What should have followed in the next few months was the criminal trial of those responsible, after which there could perhaps have been a public inquiry in particular looking at the lessons to be learnt and the changes in laws required. Instead we got the usual empty rhetoric from politicians and and public inquiry that was set up in September 2017 but only began taking evidence in June 2018. Much of its first phase was concerned with trying to transfer responsibility from the faults of the building and those responsible for it onto the London Fire Brigade, who had acted heroically on the night and managed to rescue many, and in particular to demonises LFB’s Dany Cotton, who shortly afterwards took early retirement.

This report by retired judge Sir Martin Moore-Bick, selected by Theresa May to lead the enquiry should and hopefully will be seen as an incredible indictment of our public inquiry system, which seems to exist to push issues into the very long grass and allow the guilty to escape any real judgement allowing them to spend millions on barristers to muddy the waters and save their skins. The firefighters and the survivors don’t have that protection.

The enquiry continues with some startling testimonies from those responsible for the defective refurbishment and councillors and officers as well as from residents. So far these broadly repeat and support the conclusions of the July 2017 ASH report – but it has taken almost 4 years longer. It’s hard to read some of the testimonies and not think that person should be in jail. But the chances of any justice for Grenfell still seem remote.

In the days after the fire I went on several protests and four days later made my way to see for myself and, like others pay my respects to the dead. The pictures with this article are from that visit.
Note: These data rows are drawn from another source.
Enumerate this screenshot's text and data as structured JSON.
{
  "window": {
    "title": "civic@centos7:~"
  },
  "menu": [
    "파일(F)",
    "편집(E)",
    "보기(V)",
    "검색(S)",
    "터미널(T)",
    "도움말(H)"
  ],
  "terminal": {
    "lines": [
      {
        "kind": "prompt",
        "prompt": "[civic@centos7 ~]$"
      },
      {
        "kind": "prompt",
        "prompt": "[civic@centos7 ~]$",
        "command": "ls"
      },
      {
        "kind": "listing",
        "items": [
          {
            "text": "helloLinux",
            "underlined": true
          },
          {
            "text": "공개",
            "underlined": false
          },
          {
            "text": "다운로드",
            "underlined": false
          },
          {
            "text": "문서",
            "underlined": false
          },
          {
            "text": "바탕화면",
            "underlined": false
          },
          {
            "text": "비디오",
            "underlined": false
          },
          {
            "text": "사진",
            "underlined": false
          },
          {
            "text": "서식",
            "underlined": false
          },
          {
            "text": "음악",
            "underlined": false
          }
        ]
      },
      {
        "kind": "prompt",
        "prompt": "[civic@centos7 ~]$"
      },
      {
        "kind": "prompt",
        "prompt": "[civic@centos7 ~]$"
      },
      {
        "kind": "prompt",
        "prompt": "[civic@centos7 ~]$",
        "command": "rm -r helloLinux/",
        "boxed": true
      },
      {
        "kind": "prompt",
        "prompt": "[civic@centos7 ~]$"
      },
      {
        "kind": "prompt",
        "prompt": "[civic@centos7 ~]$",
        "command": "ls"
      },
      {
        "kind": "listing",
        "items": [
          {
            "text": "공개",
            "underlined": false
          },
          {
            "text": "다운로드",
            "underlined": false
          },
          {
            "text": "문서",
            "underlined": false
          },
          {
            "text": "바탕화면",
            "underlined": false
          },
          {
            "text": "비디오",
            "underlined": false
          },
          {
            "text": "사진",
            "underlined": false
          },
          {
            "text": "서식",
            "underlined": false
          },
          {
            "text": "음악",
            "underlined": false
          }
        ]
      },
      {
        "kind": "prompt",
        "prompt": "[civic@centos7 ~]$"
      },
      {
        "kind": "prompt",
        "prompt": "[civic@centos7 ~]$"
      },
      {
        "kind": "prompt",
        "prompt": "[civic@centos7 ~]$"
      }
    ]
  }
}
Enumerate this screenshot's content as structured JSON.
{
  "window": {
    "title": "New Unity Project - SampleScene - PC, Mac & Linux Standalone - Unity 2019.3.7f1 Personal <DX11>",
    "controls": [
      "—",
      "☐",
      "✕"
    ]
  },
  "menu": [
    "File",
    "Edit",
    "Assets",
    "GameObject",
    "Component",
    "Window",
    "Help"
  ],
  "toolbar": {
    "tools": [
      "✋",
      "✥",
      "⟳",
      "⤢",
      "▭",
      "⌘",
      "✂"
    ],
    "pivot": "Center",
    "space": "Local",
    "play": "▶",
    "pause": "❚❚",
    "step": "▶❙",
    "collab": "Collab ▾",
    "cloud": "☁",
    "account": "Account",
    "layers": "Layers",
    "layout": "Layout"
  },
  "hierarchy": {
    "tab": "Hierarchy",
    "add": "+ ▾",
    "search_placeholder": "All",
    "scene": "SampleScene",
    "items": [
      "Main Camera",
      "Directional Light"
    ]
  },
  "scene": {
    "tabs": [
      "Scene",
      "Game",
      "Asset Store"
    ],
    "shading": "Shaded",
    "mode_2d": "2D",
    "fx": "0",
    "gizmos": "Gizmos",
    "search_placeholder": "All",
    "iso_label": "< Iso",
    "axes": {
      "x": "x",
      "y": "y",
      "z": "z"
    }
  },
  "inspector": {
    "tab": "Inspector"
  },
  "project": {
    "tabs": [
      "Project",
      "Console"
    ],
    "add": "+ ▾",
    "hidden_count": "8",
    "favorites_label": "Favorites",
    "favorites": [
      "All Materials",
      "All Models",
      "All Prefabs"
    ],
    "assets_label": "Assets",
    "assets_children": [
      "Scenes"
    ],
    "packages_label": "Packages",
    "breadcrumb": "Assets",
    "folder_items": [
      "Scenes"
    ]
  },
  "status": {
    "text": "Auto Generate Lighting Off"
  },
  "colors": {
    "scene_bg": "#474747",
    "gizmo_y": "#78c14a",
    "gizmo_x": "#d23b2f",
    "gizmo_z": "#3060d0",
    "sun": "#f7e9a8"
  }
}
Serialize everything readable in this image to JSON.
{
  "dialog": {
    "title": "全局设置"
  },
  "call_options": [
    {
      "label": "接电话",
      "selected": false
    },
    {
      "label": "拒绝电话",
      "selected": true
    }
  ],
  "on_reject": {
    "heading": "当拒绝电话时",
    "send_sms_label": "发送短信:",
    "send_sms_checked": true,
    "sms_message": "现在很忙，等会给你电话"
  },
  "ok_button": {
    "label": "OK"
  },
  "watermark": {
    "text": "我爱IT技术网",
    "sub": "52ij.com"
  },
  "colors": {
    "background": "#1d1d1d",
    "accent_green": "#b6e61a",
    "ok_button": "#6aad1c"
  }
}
Since I’ve returned for some of the monthly silent walks and other protests in the area, though these have been suspended for Covid.


My London Diary : London Photos : Hull : River Lea/Lee Valley : London’s Industrial Heritage : Flickr

All photographs on this and my other sites, unless otherwise stated, are taken by and copyright of Peter Marshall, and are available for reproduction or can be bought as prints.